This article discusses the results of the School Nutrition Advances Kids (SNAK) project which examined the effectiveness of various nutrition interventions on the diets of lower-income middle school students in Michigan. Schools were randomly assigned to one of four experimental groups: 1) completed an assessment of nutrition education policies and environments using the Healthy School Action Tools (HSAT) and implemented an action plan; 2) completed the HSAT, implemented an action plan, and convened a student nutrition action team; 3) completed the HSAT and implemented an action plan and a Michigan State Board of Education nutrition policy in their cafeteria a la carte lines; and 4) a control group. Researchers found that students in schools that made improvements in nutrition practices and policies improved intake of key nutrients and food groups more than students in schools that had made few policy and practice improvements. Schools that made 3-6 and 7-14 nutrition practice changes significantly increased student intake of both fiber and fruit, as compared to schools making 0-2 nutrition practice changes. Schools that introduced mostly healthful foods in competitive venues at lunch saw the most dietary improvements among students.
Effects of Changes in Lunch-Time Competitive Foods, Nutrition Practices, and Nutrition Policies on Low-Income Middle-School Children’s Diets
The Michigan Healthy School Action Tools Process Generates Improvements in School Nutrition Policies and Practices, and Student Dietary Intake
The Michigan Healthy School Action Tools (HSAT) is an online self-assessment and action planning process for schools seeking to improve their health policies and practices. This study evaluated whether undertaking the Michigan HSAT process and receiving assistance from a facilitator and a small amount of grant funding resulted in (1) … More
Evaluating the Impact of Two School Nutrition Policy and Environmental Interventions on Low-Income Middle-School Students in Michigan
The primary goal of this project is to evaluate the impact of two interventions on improved nutrition behaviors among low-income students. These on-going interventions have been initiated by key stakeholder groups in response to current school nutrition/wellness legislation. In the first intervention, low-income middle schools will receive access to comprehensive … More

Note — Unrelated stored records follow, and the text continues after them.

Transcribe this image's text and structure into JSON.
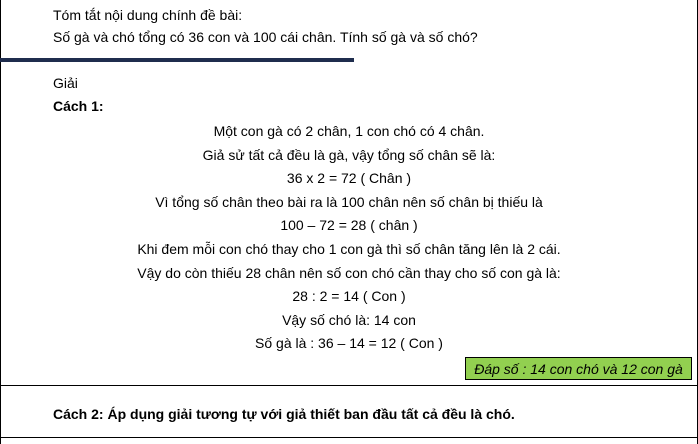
{
  "header": {
    "line1": "Tóm tắt nội dung chính đề bài:",
    "line2": "Số gà và chó tổng có 36 con và 100 cái chân. Tính số gà và số chó?"
  },
  "solution": {
    "heading": "Giải",
    "method1_title": "Cách 1:",
    "lines": [
      "Một con gà có 2 chân, 1 con chó có 4 chân.",
      "Giả sử tất cả đều là gà, vậy tổng số chân sẽ là:",
      "36 x 2 = 72 ( Chân )",
      "Vì tổng số chân theo bài ra là 100 chân nên số chân bị thiếu là",
      "100 – 72 = 28 ( chân )",
      "Khi đem mỗi con chó thay cho 1 con gà thì số chân tăng lên là 2 cái.",
      "Vậy do còn thiếu 28 chân nên số con chó cần thay cho số con gà là:",
      "28 : 2 = 14 ( Con )",
      "Vậy số chó là: 14 con",
      "Số gà là : 36 – 14 = 12 ( Con )"
    ],
    "answer": "Đáp số : 14 con chó và 12 con gà",
    "method2": "Cách 2: Áp dụng giải tương tự với giả thiết ban đầu tất cả đều là chó."
  },
  "colors": {
    "answer_background": "#92d050",
    "rule_color": "#1f2d4d"
  }
}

The marketing of unhealthy foods to children and youth is a major public health concern. Children in the United States grow up surrounded by food and beverage marketing, which primarily promotes products with excessive amounts of added sugar, salt, and fat, and inadequate amounts of fruits, vegetables, and whole grains. … More